The results, published in the journal JAMA Pediatrics, showed that about 7% of teen girls reported experiencing physical violence, 8% said they experienced sexual violence and 6% experienced both.
Unfortunately, teen relationships can be violent; one study shows that 16-24 year olds are most likely to be the victims of dating violence.Because adolescence is a time of exploration and development, the teen years are an important window for learning about healthy dating and relationships.The goal is to help each person make nonviolent, positive life changes that enable them to maximize their potential and live violence free.National Teen Dating Abuse Helpline | 1-866-331-9474 Dating Violence Brochure Download the Project Stand-Up Brochure Teen dating violence includes physical, emotional, and sexual abuse.Research has demonstrated that adolescents with friends involved in drug use, delinquency, stealing, and skipping school are more likely to be physically violent with their romantic partners than other adolescents. Common sense, and many past studies have shown that men are normally the perpetrators of dating violence and that women are primarily the victims.

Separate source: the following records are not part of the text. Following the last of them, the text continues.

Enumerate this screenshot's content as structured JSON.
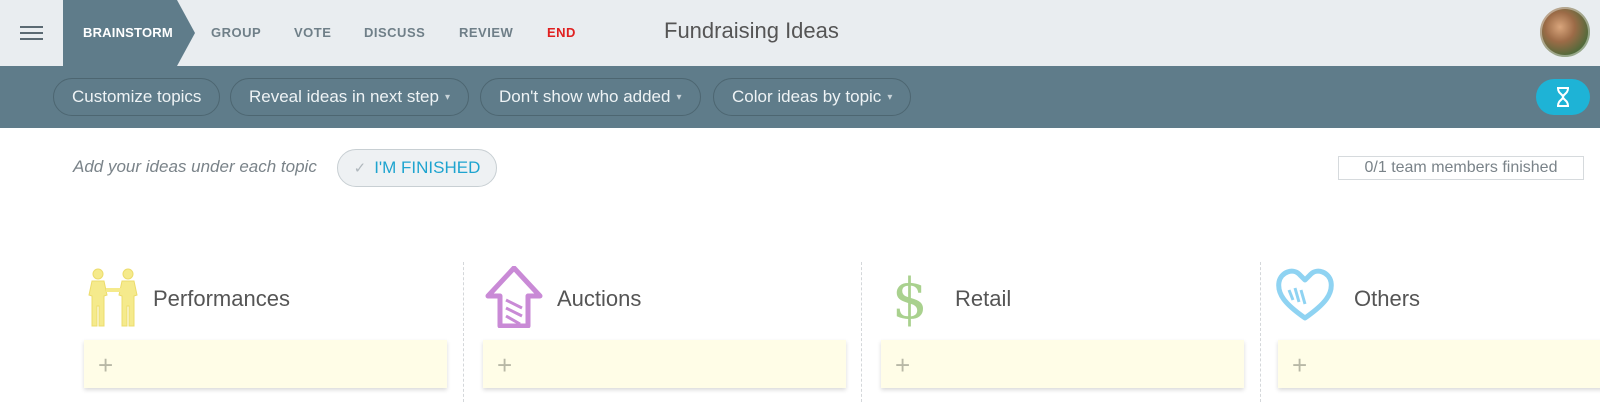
{
  "nav": {
    "steps": [
      {
        "label": "BRAINSTORM",
        "active": true
      },
      {
        "label": "GROUP"
      },
      {
        "label": "VOTE"
      },
      {
        "label": "DISCUSS"
      },
      {
        "label": "REVIEW"
      },
      {
        "label": "END"
      }
    ],
    "board_title": "Fundraising Ideas"
  },
  "toolbar": {
    "customize": "Customize topics",
    "reveal": "Reveal ideas in next step",
    "authors": "Don't show who added",
    "color": "Color ideas by topic",
    "caret": "▾",
    "timer_icon": "hourglass-icon"
  },
  "instruction": {
    "text": "Add your ideas under each topic",
    "finished_label": "I'M FINISHED",
    "check": "✓",
    "members_finished": "0/1 team members finished"
  },
  "topics": [
    {
      "name": "Performances",
      "icon": "people-icon",
      "color": "#f5ea8c"
    },
    {
      "name": "Auctions",
      "icon": "up-arrow-icon",
      "color": "#c98ad6"
    },
    {
      "name": "Retail",
      "icon": "dollar-icon",
      "color": "#a9d18e"
    },
    {
      "name": "Others",
      "icon": "heart-icon",
      "color": "#8fd3f2"
    }
  ],
  "add_symbol": "+",
  "colors": {
    "toolbar": "#5f7c8a",
    "accent": "#1eb3d6",
    "end": "#e02020",
    "card": "#fffde7"
  }
}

This finding has important implications, namely that interventions should focus primarily on changing male behavior.
The study defined perpetration of physical dating violence the same or in similar ways as studies looking at the adult population: scratching, slapping, kicking, shoving, punching, hitting, or throwing things.

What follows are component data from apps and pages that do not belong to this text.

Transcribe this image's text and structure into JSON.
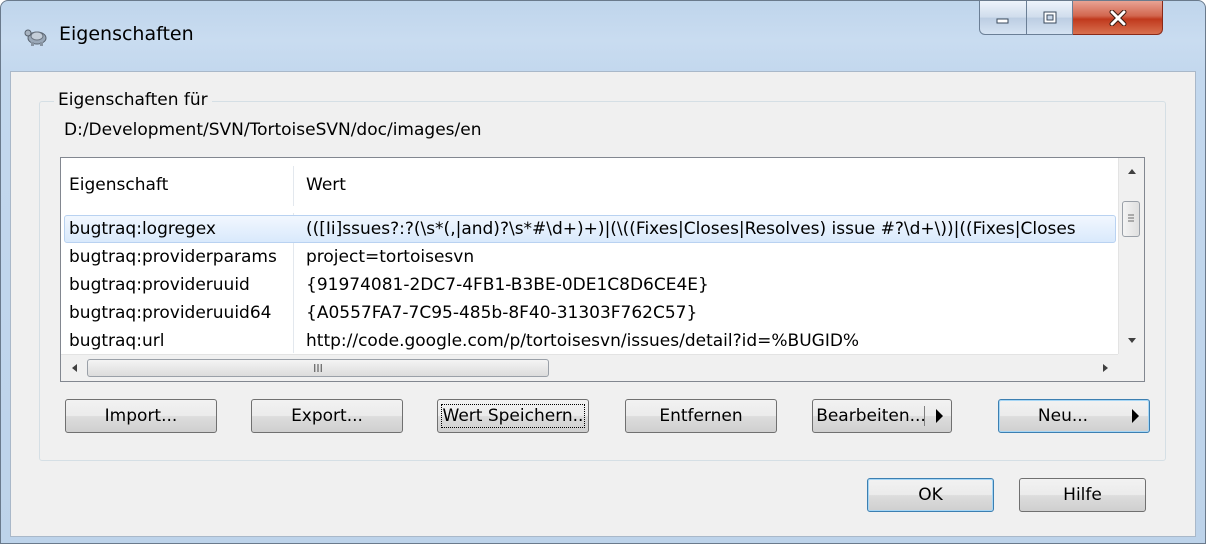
{
  "window": {
    "title": "Eigenschaften",
    "title_icon": "tortoise-icon"
  },
  "caption_buttons": {
    "minimize_icon": "minimize-icon",
    "maximize_icon": "maximize-icon",
    "close_icon": "close-icon",
    "close_color": "#c7432a"
  },
  "group": {
    "legend": "Eigenschaften für",
    "path": "D:/Development/SVN/TortoiseSVN/doc/images/en"
  },
  "list": {
    "columns": [
      "Eigenschaft",
      "Wert"
    ],
    "rows": [
      {
        "name": "bugtraq:logregex",
        "value": "(([Ii]ssues?:?(\\s*(,|and)?\\s*#\\d+)+)|(\\((Fixes|Closes|Resolves) issue #?\\d+\\))|((Fixes|Closes",
        "selected": true
      },
      {
        "name": "bugtraq:providerparams",
        "value": "project=tortoisesvn",
        "selected": false
      },
      {
        "name": "bugtraq:provideruuid",
        "value": "{91974081-2DC7-4FB1-B3BE-0DE1C8D6CE4E}",
        "selected": false
      },
      {
        "name": "bugtraq:provideruuid64",
        "value": "{A0557FA7-7C95-485b-8F40-31303F762C57}",
        "selected": false
      },
      {
        "name": "bugtraq:url",
        "value": "http://code.google.com/p/tortoisesvn/issues/detail?id=%BUGID%",
        "selected": false
      }
    ],
    "hscroll_grip": "III",
    "selection_color": "#d9e9fc"
  },
  "buttons": {
    "import": "Import...",
    "export": "Export...",
    "save_value": "Wert Speichern..",
    "remove": "Entfernen",
    "edit": "Bearbeiten...",
    "new": "Neu...",
    "ok": "OK",
    "help": "Hilfe"
  }
}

Another study claimed that 52% of perpetrators were females.
The findings also showed that those who experienced some form of dating violence also had a higher prevalence of other health risks like drinking alcohol, using drugs or thinking about suicide.
Future research should look at the frequency of violence in teen dating relationships and how that may harm teens’ health, the researchers conclude.
Sistercare encourages parents to talk to their children about the facts and signs of dating violence and to always be cognizant of their dating relationships.